## Excerpts from an interface dataset

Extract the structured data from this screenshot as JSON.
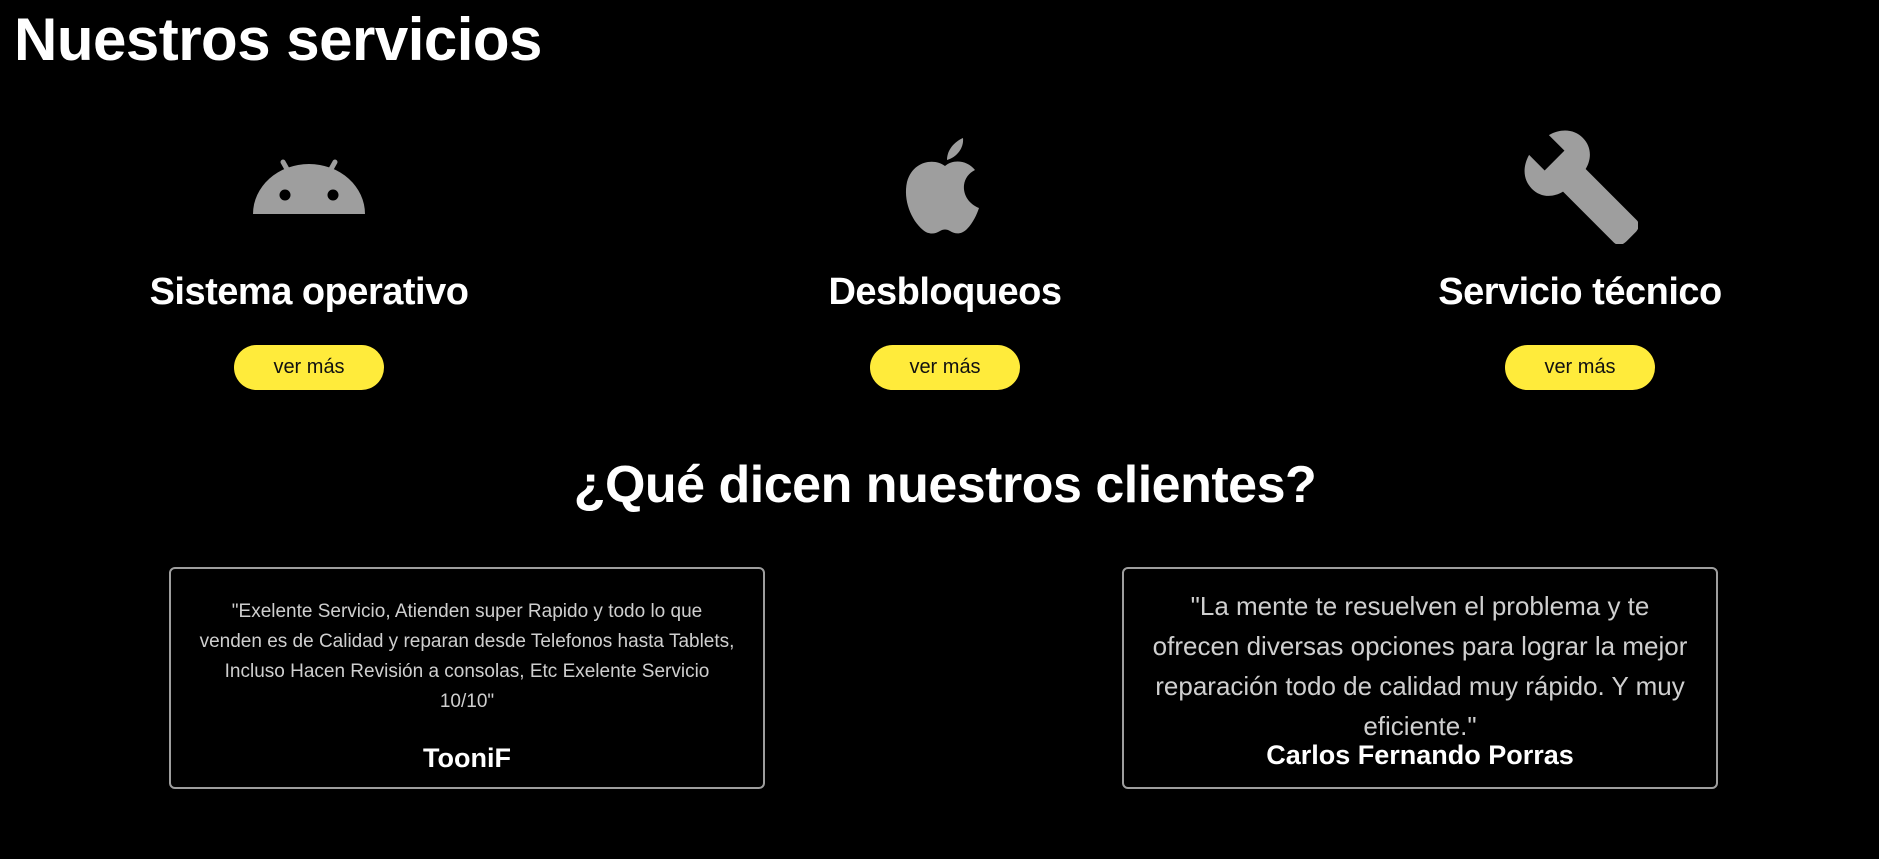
{
  "page": {
    "title": "Nuestros servicios",
    "background": "#000000",
    "accent": "#ffeb3b"
  },
  "services": [
    {
      "icon": "android-icon",
      "name": "Sistema operativo",
      "button": "ver más"
    },
    {
      "icon": "apple-icon",
      "name": "Desbloqueos",
      "button": "ver más"
    },
    {
      "icon": "wrench-icon",
      "name": "Servicio técnico",
      "button": "ver más"
    }
  ],
  "testimonials": {
    "title": "¿Qué dicen nuestros clientes?",
    "items": [
      {
        "quote": "\"Exelente Servicio, Atienden super Rapido y todo lo que venden es de Calidad y reparan desde Telefonos hasta Tablets, Incluso Hacen Revisión a consolas, Etc Exelente Servicio 10/10\"",
        "author": "TooniF"
      },
      {
        "quote": "\"La mente te resuelven el problema y te ofrecen diversas opciones para lograr la mejor reparación todo de calidad muy rápido. Y muy eficiente.\"",
        "author": "Carlos Fernando Porras"
      }
    ]
  }
}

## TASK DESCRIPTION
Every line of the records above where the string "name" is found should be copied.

## TASK RESPONSE
      "name": "Sistema operativo",
      "name": "Desbloqueos",
      "name": "Servicio técnico",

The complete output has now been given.